The first known interstellar object just paid our solar system a visit.
Recently discovered was the first known object from another star (interstellar) to pass through our solar system. In late October this object was confirmed as an oddly shaped asteroid, much like a cigar. It's official name given by the International Astronomical Union (IAU) is 1I/2017 U1, but is better known as Oumuamua, (oh MOO-uh MOO-uh) which is Hawaiian for “a messenger from afar arriving first.” The name was given by those who originally discovered it at an observatory in Hawaii on October, 19, 2017.
A fourth of a mile long, the strange looking space rock has been unattached from a solar system and wandering the Milky Way galaxy for hundreds of millions of years. This discovery proves scientists' theory that there are indeed interstellar objects out there within our solar system, and that it is possible for unattached objects like Oumuamua to be all throughout the galaxy.
Oumuamua is different from comets or asteroids found within our solar system. This asteroids brightness can vary greatly and almost no dust surrounds it. Scientists believe it is most likely comprised of rock and metals and no water or ice.

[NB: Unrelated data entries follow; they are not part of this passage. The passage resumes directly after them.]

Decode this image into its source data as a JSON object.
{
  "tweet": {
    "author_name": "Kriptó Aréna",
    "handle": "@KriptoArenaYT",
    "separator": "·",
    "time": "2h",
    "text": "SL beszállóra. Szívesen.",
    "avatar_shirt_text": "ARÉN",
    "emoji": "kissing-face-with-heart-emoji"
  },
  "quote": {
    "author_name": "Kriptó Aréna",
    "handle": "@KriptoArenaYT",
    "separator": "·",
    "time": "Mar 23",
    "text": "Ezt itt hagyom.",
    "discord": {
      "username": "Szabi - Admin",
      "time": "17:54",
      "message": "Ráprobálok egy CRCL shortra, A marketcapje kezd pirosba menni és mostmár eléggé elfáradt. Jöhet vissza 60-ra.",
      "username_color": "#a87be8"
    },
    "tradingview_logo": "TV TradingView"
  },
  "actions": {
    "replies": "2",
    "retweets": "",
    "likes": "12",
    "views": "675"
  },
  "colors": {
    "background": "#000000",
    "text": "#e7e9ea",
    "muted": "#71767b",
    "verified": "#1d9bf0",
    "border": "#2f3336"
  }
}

The asteroid is moving incredibly quickly, 59,000 miles per hour, but will likely not be gone from our system until January 2019 after it passes through Saturn's orbit.